Reduce heat and simmer 10 minutes.
Ladle hot sauce into hot jars, leaving 1/4 inch head space.
Adjust two piece caps.
Process 15 minutes in a boiling water bath canner.

(My husband used two anaheim and two habernero and it was a mild sauce.)

Enjoy!  Nancy

Tuesday, August 2, 2011

Berry Picking

I've been thinking about becoming more self-sufficient with the food we eat.  We grow a small garden on our back deck--lettuce greens, swiss chard, tomatoes, herbs, celery, etc.  Simple things.  But lately I'm been thinking we need to do more.  We need to be more self-sufficient.  We need to be more in charge of what's going into our bodies. 

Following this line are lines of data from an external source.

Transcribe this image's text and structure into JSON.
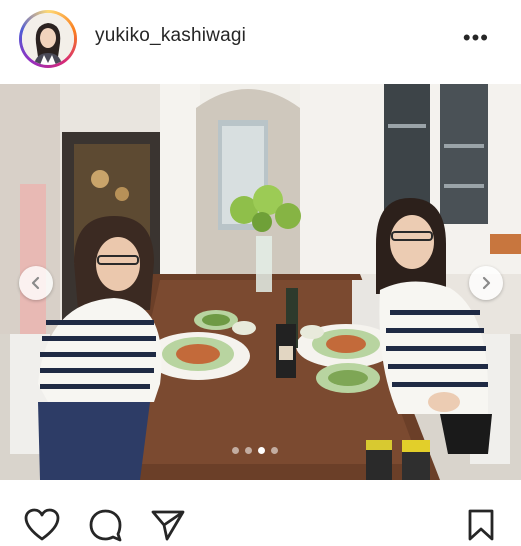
{
  "post": {
    "username": "yukiko_kashiwagi",
    "more_label": "•••"
  },
  "carousel": {
    "prev_icon": "chevron-left-icon",
    "next_icon": "chevron-right-icon",
    "slide_count": 4,
    "active_slide": 3
  },
  "actions": {
    "like_icon": "heart-icon",
    "comment_icon": "comment-icon",
    "share_icon": "send-icon",
    "save_icon": "bookmark-icon"
  },
  "colors": {
    "text": "#262626",
    "ring_gradient": [
      "#feda75",
      "#fa7e1e",
      "#d62976",
      "#962fbf",
      "#4f5bd5"
    ]
  }
}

We have a smoothie most mornings for breakfast and although we always try to buy fresh, when affordable, even a small bag of frozen fruit generally runs about $4.95.  Our drinks cost us about $25 a week in just berries.  So my husband and I thought, "let's pick our own!"  We don't have self-pick farms in Juneau.  We don't have ANY farms in Juneau, but we do have wild salmon berries, blueberries, some huckleberries, and other low bush berries like cranberry, nagoon, etc.  If we could put gallons of berries in our freezer, it would save us a bundle. 

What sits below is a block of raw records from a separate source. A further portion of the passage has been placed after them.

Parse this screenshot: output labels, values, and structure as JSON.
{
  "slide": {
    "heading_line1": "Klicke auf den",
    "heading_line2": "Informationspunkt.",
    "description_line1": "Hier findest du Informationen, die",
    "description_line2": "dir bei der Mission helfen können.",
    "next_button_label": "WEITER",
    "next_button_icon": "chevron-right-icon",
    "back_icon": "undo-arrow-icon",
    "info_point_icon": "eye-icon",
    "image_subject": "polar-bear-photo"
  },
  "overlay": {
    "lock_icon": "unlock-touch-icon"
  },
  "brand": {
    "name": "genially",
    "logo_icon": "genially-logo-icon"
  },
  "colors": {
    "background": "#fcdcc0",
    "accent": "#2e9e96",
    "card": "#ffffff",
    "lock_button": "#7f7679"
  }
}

So my hubby and I went on the search for the allusive salmon berry this weekend.  Yea, we didn't have much luck.

While shopping at Fred Meyer, we noticed five pound boxes of blueberries for $12.00.  That was a great price, so we bought a box thinking we would freeze them. 

After trying a handful or two or three, we decided we needed more, so headed back to Fred Meyer and bought four more boxes!   

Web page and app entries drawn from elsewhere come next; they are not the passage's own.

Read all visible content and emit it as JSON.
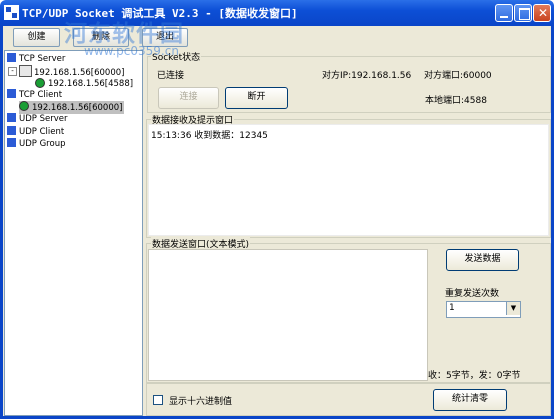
{
  "window": {
    "title": "TCP/UDP Socket 调试工具 V2.3 - [数据收发窗口]"
  },
  "watermark": {
    "text": "河东软件园",
    "url": "www.pc0359.cn"
  },
  "toolbar": {
    "create": "创建",
    "delete": "删除",
    "exit": "退出"
  },
  "tree": {
    "items": [
      "TCP Server",
      "192.168.1.56[60000]",
      "192.168.1.56[4588]",
      "TCP Client",
      "192.168.1.56[60000]",
      "UDP Server",
      "UDP Client",
      "UDP Group"
    ]
  },
  "socket": {
    "group_title": "Socket状态",
    "status": "已连接",
    "remote_ip": "对方IP:192.168.1.56",
    "remote_port": "对方端口:60000",
    "local_port": "本地端口:4588",
    "connect": "连接",
    "disconnect": "断开"
  },
  "receive": {
    "title": "数据接收及提示窗口",
    "log": "15:13:36 收到数据：12345"
  },
  "send": {
    "title": "数据发送窗口(文本模式)",
    "send_button": "发送数据",
    "repeat_label": "重复发送次数",
    "repeat_value": "1",
    "counter": "收：5字节，发：0字节"
  },
  "bottom": {
    "hex_label": "显示十六进制值",
    "clear_button": "统计清零"
  },
  "colors": {
    "titlebar": "#0a45c8",
    "window_bg": "#ece9d8",
    "selection": "#c0c0c0"
  }
}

Before bagging them, instructions say to lay them out in a single layer on a cookie sheet and freeze them.  So I did.  After bagging them, I think we had 12 quarts and decided that wasn't nearly enough berries to hold us through the winter, so went back and bought four more boxes! 

We're feeling pretty good about our "bounty" at this point, even though we didn't grow or personally harvest the berries.  So back up the mountain we went to find some local blueberries that we could pick and freeze.  And we found some.  They were pretty small, but just the right size for blueberry pancakes. 

I love that my husband loves doing things with me.  Like berry picking.  In a heavy coastal mist.  In and around wet bushes.  By the time we were done picking berries, we were drenched from our waist down.  My socks swished when I walked!  But we had fun, and we picked about two gallons of wonderfully tart little berries. 

I can hardly wait to go berry picking again.  Next time I'll dress for the weather better and maybe even devise a berry picking can to wear around my waist.  This is how we picked as kids.  It's time to get back to the basics. 

Later! Nancy